==== Provided records ====

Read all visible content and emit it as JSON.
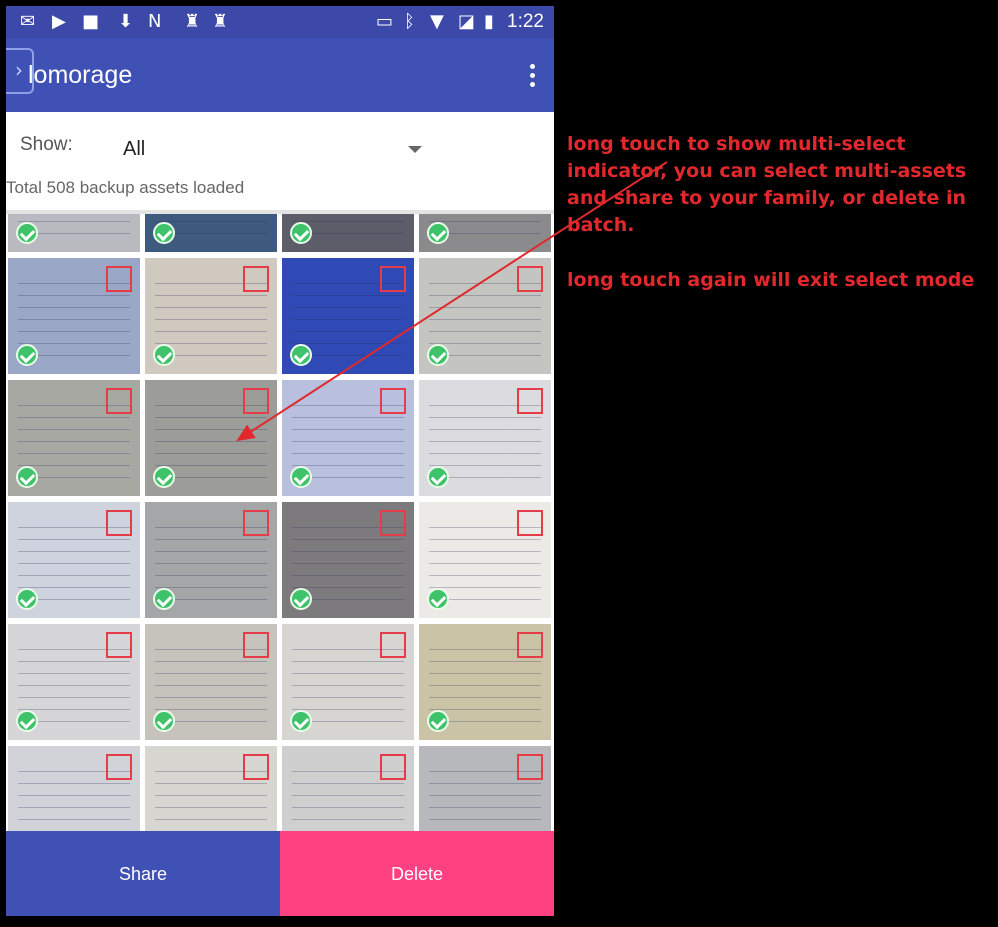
{
  "status_bar": {
    "time": "1:22",
    "icons": [
      "gmail-icon",
      "play-icon",
      "video-icon",
      "download-icon",
      "n-app-icon",
      "keyhole-icon",
      "keyhole-icon",
      "cast-icon",
      "bluetooth-icon",
      "wifi-icon",
      "no-sim-icon",
      "battery-icon"
    ]
  },
  "app_bar": {
    "title": "lomorage",
    "menu_icon": "more-vert-icon"
  },
  "filter": {
    "show_label": "Show:",
    "show_value": "All",
    "total_text": "Total 508 backup assets loaded"
  },
  "grid": {
    "rows": [
      {
        "cells": [
          {
            "thumb": "#b9b9c0",
            "checked": true
          },
          {
            "thumb": "#3e5a7e",
            "checked": true
          },
          {
            "thumb": "#5d5d6a",
            "checked": true
          },
          {
            "thumb": "#8b8b8e",
            "checked": true
          }
        ]
      },
      {
        "cells": [
          {
            "thumb": "#9aa7c7",
            "checked": true
          },
          {
            "thumb": "#cfc9c0",
            "checked": true
          },
          {
            "thumb": "#2f49b5",
            "checked": true
          },
          {
            "thumb": "#c4c4c0",
            "checked": true
          }
        ]
      },
      {
        "cells": [
          {
            "thumb": "#a8a8a2",
            "checked": true
          },
          {
            "thumb": "#9c9d98",
            "checked": true
          },
          {
            "thumb": "#b8c0dd",
            "checked": true
          },
          {
            "thumb": "#dcdce0",
            "checked": true
          }
        ]
      },
      {
        "cells": [
          {
            "thumb": "#cfd3de",
            "checked": true
          },
          {
            "thumb": "#a4a6a8",
            "checked": true
          },
          {
            "thumb": "#7c7a7c",
            "checked": true
          },
          {
            "thumb": "#eceae6",
            "checked": true
          }
        ]
      },
      {
        "cells": [
          {
            "thumb": "#d6d6d8",
            "checked": true
          },
          {
            "thumb": "#c6c2bc",
            "checked": true
          },
          {
            "thumb": "#d7d5d2",
            "checked": true
          },
          {
            "thumb": "#cac3a5",
            "checked": true
          }
        ]
      },
      {
        "cells": [
          {
            "thumb": "#d2d3d8",
            "checked": false
          },
          {
            "thumb": "#d8d6d0",
            "checked": false
          },
          {
            "thumb": "#cfcfd0",
            "checked": false
          },
          {
            "thumb": "#b7b8bc",
            "checked": false
          }
        ]
      }
    ]
  },
  "actions": {
    "share_label": "Share",
    "delete_label": "Delete"
  },
  "annotations": {
    "note1": "long touch to show multi-select indicator, you can select multi-assets and share to your family, or delete in batch.",
    "note2": "long touch again will exit select mode"
  },
  "colors": {
    "primary": "#3f51b5",
    "status_bar": "#3c49a8",
    "accent": "#ff4081",
    "check": "#3ec26a",
    "select_box": "#e53c4a",
    "annotation": "#e0282d"
  }
}
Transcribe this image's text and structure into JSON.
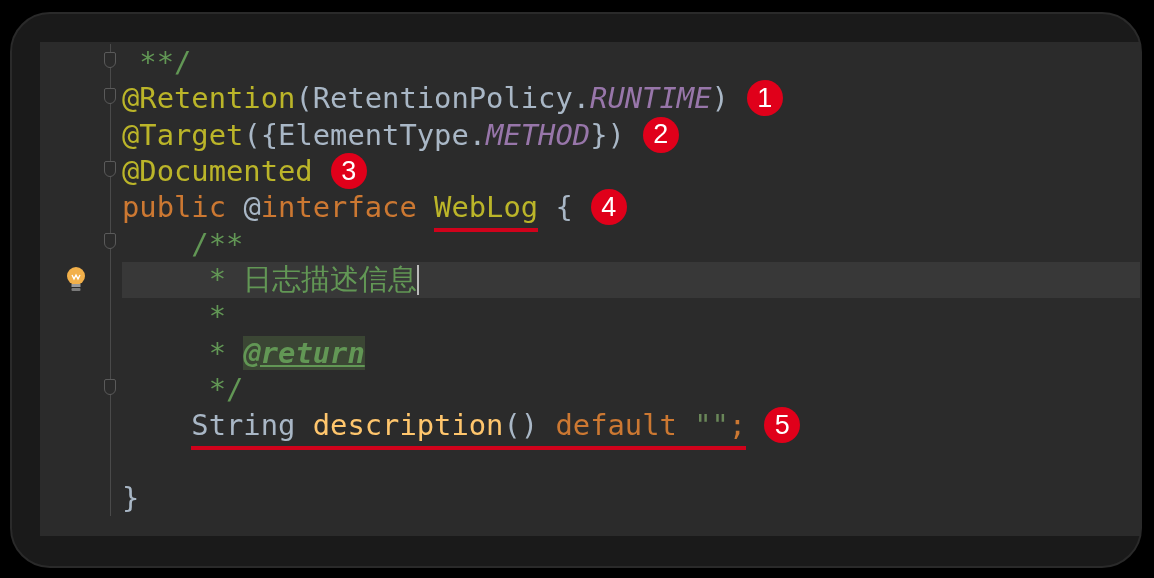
{
  "editor": {
    "lines": [
      {
        "fold": true,
        "current": false,
        "cursor": false,
        "bulb": false,
        "tokens": [
          {
            "kind": "comment",
            "text": " **/",
            "marked": false
          }
        ]
      },
      {
        "fold": true,
        "current": false,
        "cursor": false,
        "bulb": false,
        "badge": "1",
        "tokens": [
          {
            "kind": "annotation",
            "text": "@Retention",
            "marked": false
          },
          {
            "kind": "plain",
            "text": "(RetentionPolicy.",
            "marked": false
          },
          {
            "kind": "constant",
            "text": "RUNTIME",
            "marked": false
          },
          {
            "kind": "plain",
            "text": ")",
            "marked": false
          }
        ]
      },
      {
        "fold": false,
        "current": false,
        "cursor": false,
        "bulb": false,
        "badge": "2",
        "tokens": [
          {
            "kind": "annotation",
            "text": "@Target",
            "marked": false
          },
          {
            "kind": "plain",
            "text": "({ElementType.",
            "marked": false
          },
          {
            "kind": "constant",
            "text": "METHOD",
            "marked": false
          },
          {
            "kind": "plain",
            "text": "})",
            "marked": false
          }
        ]
      },
      {
        "fold": true,
        "current": false,
        "cursor": false,
        "bulb": false,
        "badge": "3",
        "tokens": [
          {
            "kind": "annotation",
            "text": "@Documented",
            "marked": false
          }
        ]
      },
      {
        "fold": false,
        "current": false,
        "cursor": false,
        "bulb": false,
        "badge": "4",
        "tokens": [
          {
            "kind": "keyword",
            "text": "public ",
            "marked": false
          },
          {
            "kind": "plain",
            "text": "@",
            "marked": false
          },
          {
            "kind": "keyword",
            "text": "interface ",
            "marked": false
          },
          {
            "kind": "annotation",
            "text": "WebLog",
            "marked": true
          },
          {
            "kind": "plain",
            "text": " {",
            "marked": false
          }
        ]
      },
      {
        "fold": true,
        "current": false,
        "cursor": false,
        "bulb": false,
        "tokens": [
          {
            "kind": "comment",
            "text": "    /**",
            "marked": false
          }
        ]
      },
      {
        "fold": false,
        "current": true,
        "cursor": true,
        "bulb": true,
        "tokens": [
          {
            "kind": "comment",
            "text": "     * 日志描述信息",
            "marked": false
          }
        ]
      },
      {
        "fold": false,
        "current": false,
        "cursor": false,
        "bulb": false,
        "tokens": [
          {
            "kind": "comment",
            "text": "     *",
            "marked": false
          }
        ]
      },
      {
        "fold": false,
        "current": false,
        "cursor": false,
        "bulb": false,
        "tokens": [
          {
            "kind": "comment",
            "text": "     * ",
            "marked": false
          },
          {
            "kind": "doctag",
            "text": "@return",
            "marked": false
          }
        ]
      },
      {
        "fold": true,
        "current": false,
        "cursor": false,
        "bulb": false,
        "tokens": [
          {
            "kind": "comment",
            "text": "     */",
            "marked": false
          }
        ]
      },
      {
        "fold": false,
        "current": false,
        "cursor": false,
        "bulb": false,
        "badge": "5",
        "tokens": [
          {
            "kind": "plain",
            "text": "    String ",
            "marked": true
          },
          {
            "kind": "method",
            "text": "description",
            "marked": true
          },
          {
            "kind": "plain",
            "text": "() ",
            "marked": true
          },
          {
            "kind": "keyword",
            "text": "default ",
            "marked": true
          },
          {
            "kind": "string",
            "text": "\"\"",
            "marked": true
          },
          {
            "kind": "keyword",
            "text": ";",
            "marked": true
          }
        ]
      },
      {
        "fold": false,
        "current": false,
        "cursor": false,
        "bulb": false
      },
      {
        "fold": false,
        "current": false,
        "cursor": false,
        "bulb": false,
        "tokens": [
          {
            "kind": "plain",
            "text": "}",
            "marked": false
          }
        ]
      }
    ]
  }
}
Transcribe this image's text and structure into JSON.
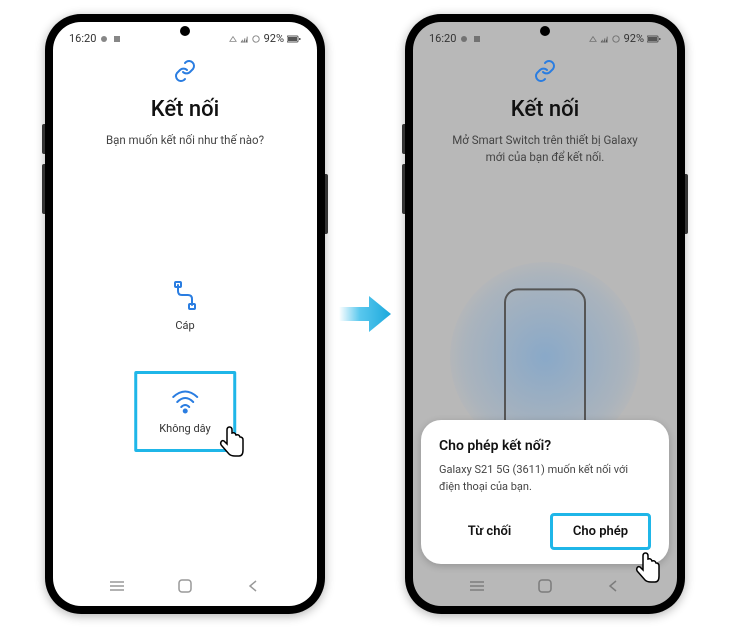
{
  "status": {
    "time": "16:20",
    "battery": "92%"
  },
  "screen1": {
    "title": "Kết nối",
    "subtitle": "Bạn muốn kết nối như thế nào?",
    "option_cable": "Cáp",
    "option_wireless": "Không dây"
  },
  "screen2": {
    "title": "Kết nối",
    "subtitle": "Mở Smart Switch trên thiết bị Galaxy mới của bạn để kết nối."
  },
  "dialog": {
    "title": "Cho phép kết nối?",
    "body": "Galaxy S21 5G (3611) muốn kết nối với điện thoại của bạn.",
    "deny": "Từ chối",
    "allow": "Cho phép"
  }
}
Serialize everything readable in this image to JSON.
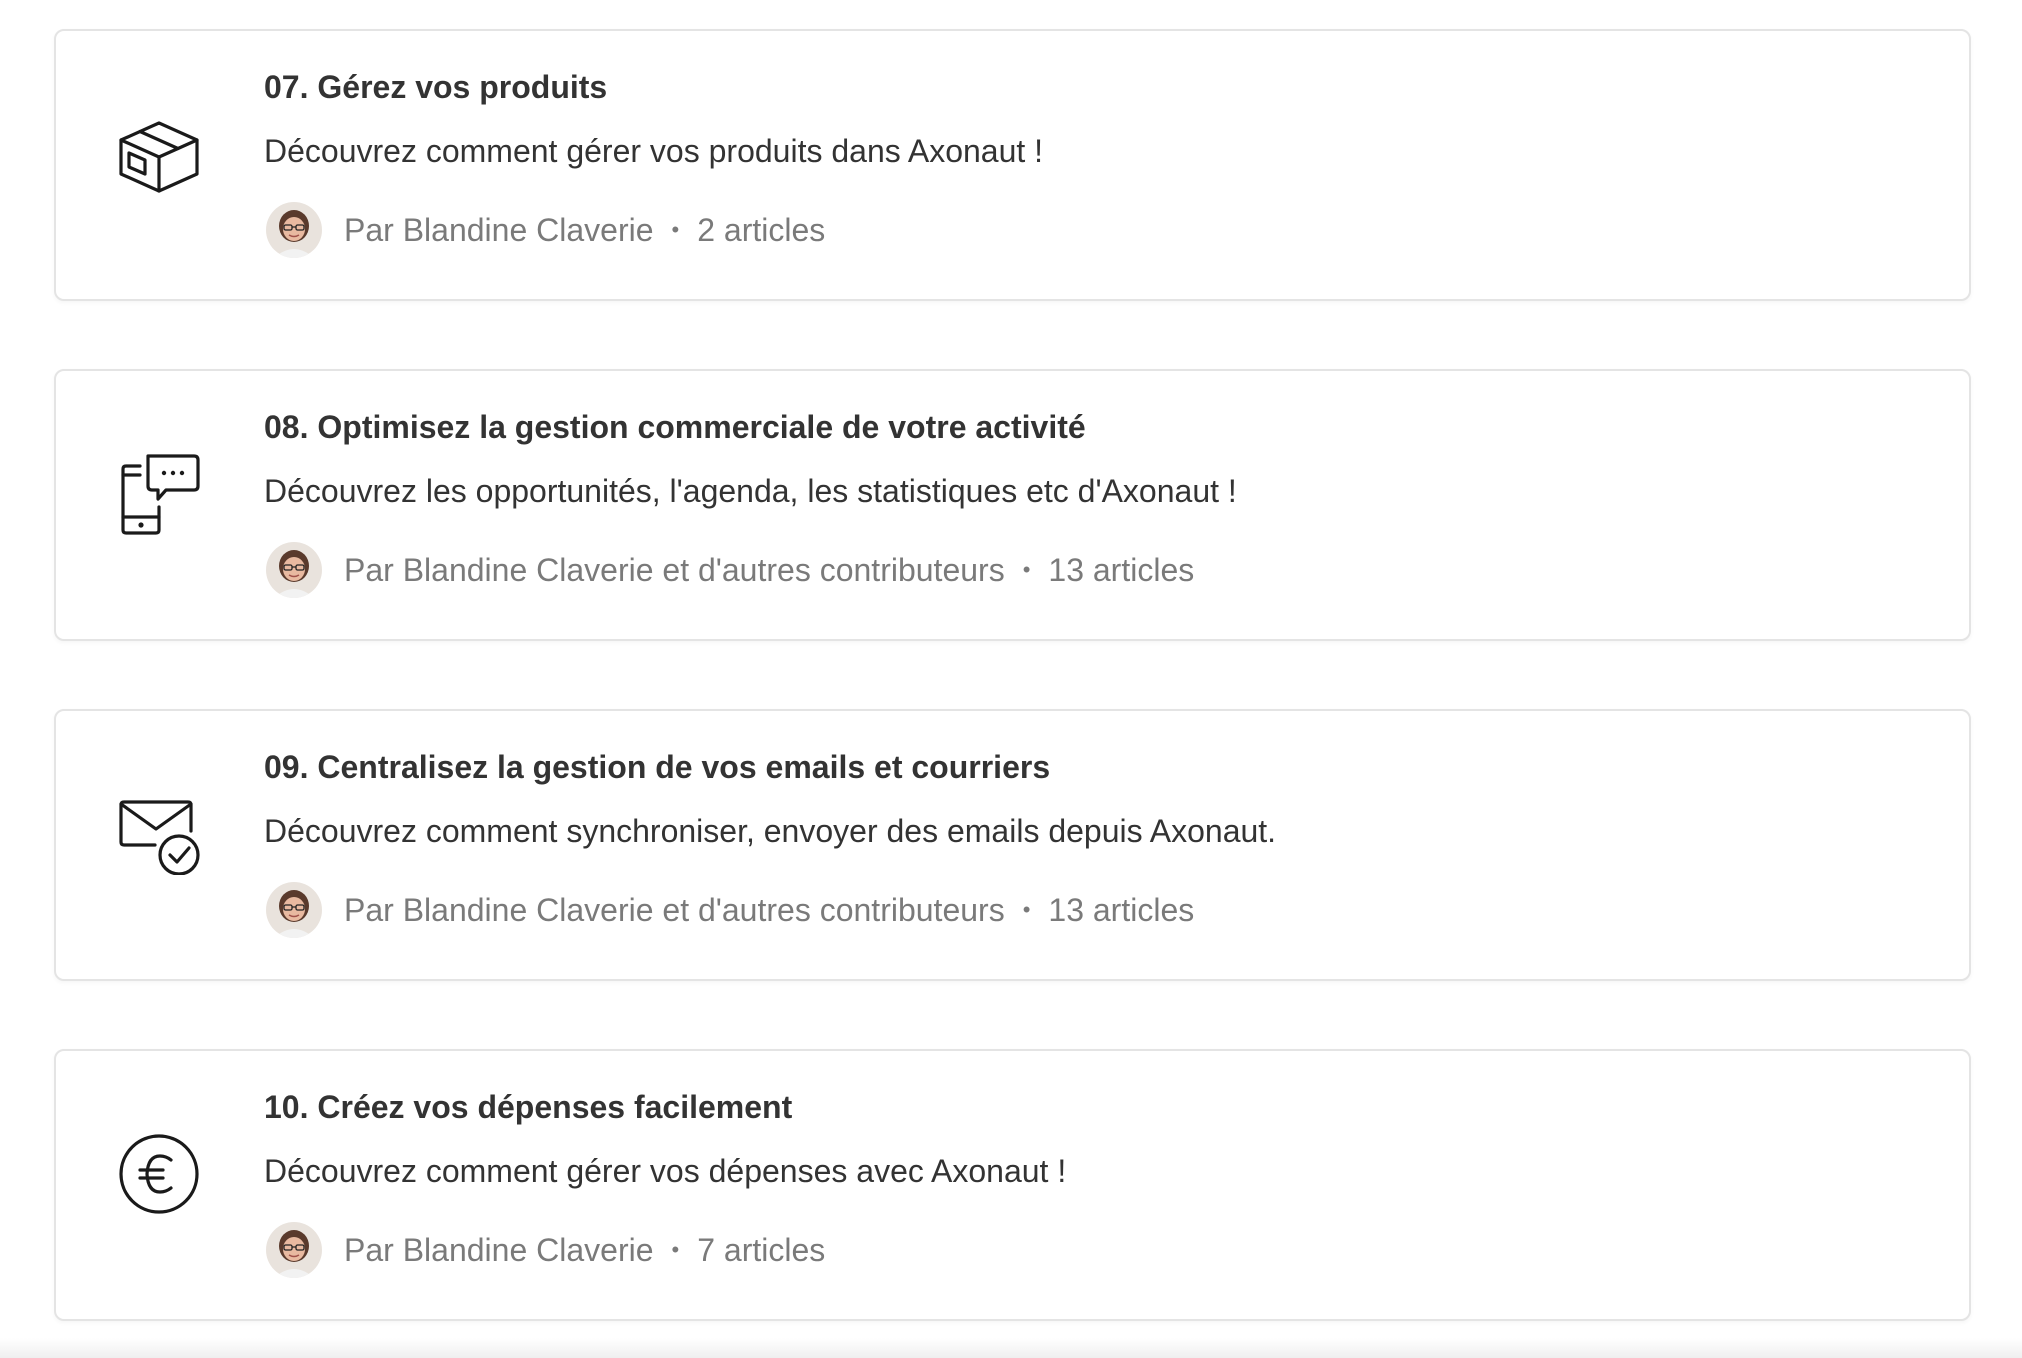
{
  "collections": [
    {
      "title": "07. Gérez vos produits",
      "description": "Découvrez comment gérer vos produits dans Axonaut !",
      "author": "Par Blandine Claverie",
      "count": "2 articles",
      "icon": "box-icon"
    },
    {
      "title": "08. Optimisez la gestion commerciale de votre activité",
      "description": "Découvrez les opportunités, l'agenda, les statistiques etc d'Axonaut !",
      "author": "Par Blandine Claverie et d'autres contributeurs",
      "count": "13 articles",
      "icon": "phone-chat-icon"
    },
    {
      "title": "09. Centralisez la gestion de vos emails et courriers",
      "description": "Découvrez comment synchroniser, envoyer des emails depuis Axonaut.",
      "author": "Par Blandine Claverie et d'autres contributeurs",
      "count": "13 articles",
      "icon": "mail-check-icon"
    },
    {
      "title": "10. Créez vos dépenses facilement",
      "description": "Découvrez comment gérer vos dépenses avec Axonaut !",
      "author": "Par Blandine Claverie",
      "count": "7 articles",
      "icon": "euro-icon"
    }
  ],
  "separator": "•",
  "colors": {
    "text": "#333333",
    "meta": "#7a7a7a",
    "border": "#e4e4e4"
  }
}
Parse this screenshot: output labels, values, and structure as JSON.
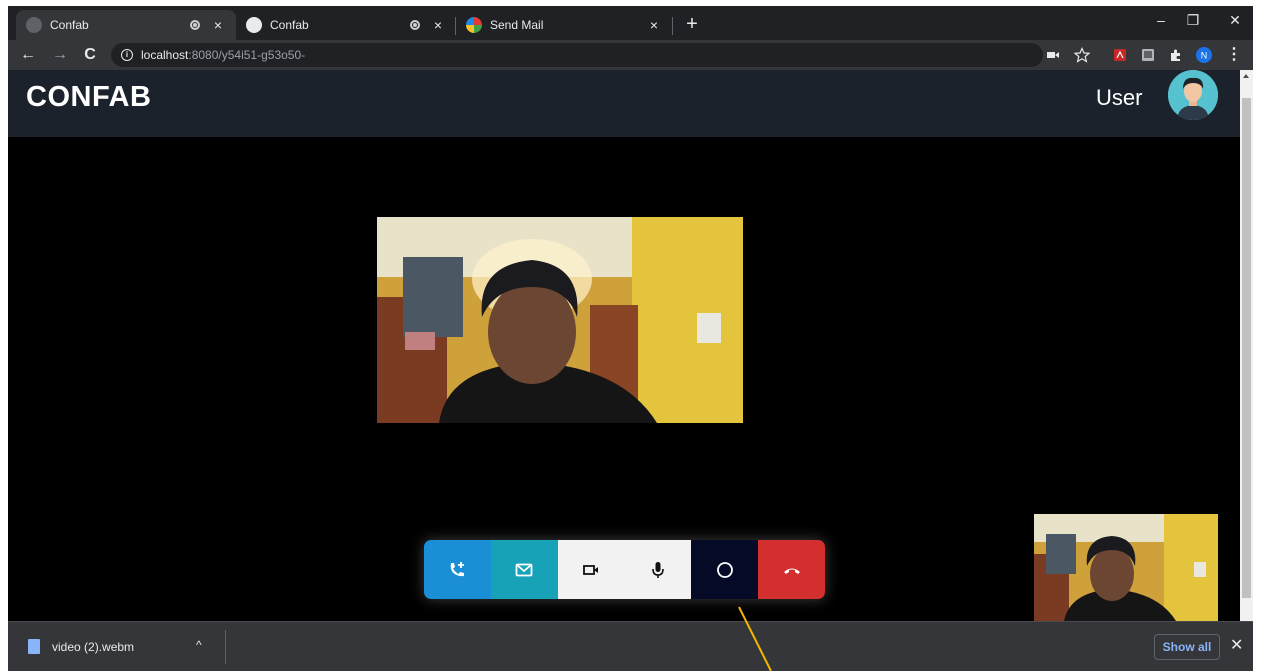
{
  "browser": {
    "tabs": [
      {
        "title": "Confab",
        "recording": true,
        "close": "×"
      },
      {
        "title": "Confab",
        "recording": true,
        "close": "×"
      },
      {
        "title": "Send Mail",
        "recording": false,
        "close": "×"
      }
    ],
    "new_tab": "+",
    "window_controls": {
      "minimize": "–",
      "restore": "❐",
      "close": "✕"
    },
    "nav": {
      "back": "←",
      "forward": "→",
      "reload": "C"
    },
    "url": {
      "host": "localhost",
      "path": ":8080/y54i51-g53o50-"
    },
    "profile_initial": "N",
    "menu": "⋮"
  },
  "app": {
    "brand": "CONFAB",
    "user_label": "User",
    "controls": [
      {
        "name": "add-call-button",
        "icon": "phone-add-icon",
        "color": "#1a8fd6"
      },
      {
        "name": "mail-button",
        "icon": "mail-icon",
        "color": "#17a2b8"
      },
      {
        "name": "camera-button",
        "icon": "video-camera-icon",
        "color": "#f2f2f2"
      },
      {
        "name": "mic-button",
        "icon": "microphone-icon",
        "color": "#f2f2f2"
      },
      {
        "name": "record-button",
        "icon": "circle-icon",
        "color": "#050a26"
      },
      {
        "name": "hangup-button",
        "icon": "phone-hangup-icon",
        "color": "#d32f2f"
      }
    ]
  },
  "downloads": {
    "file_name": "video (2).webm",
    "caret": "^",
    "show_all": "Show all",
    "close": "✕"
  }
}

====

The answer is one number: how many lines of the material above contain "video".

→ **Result of this exercise**
3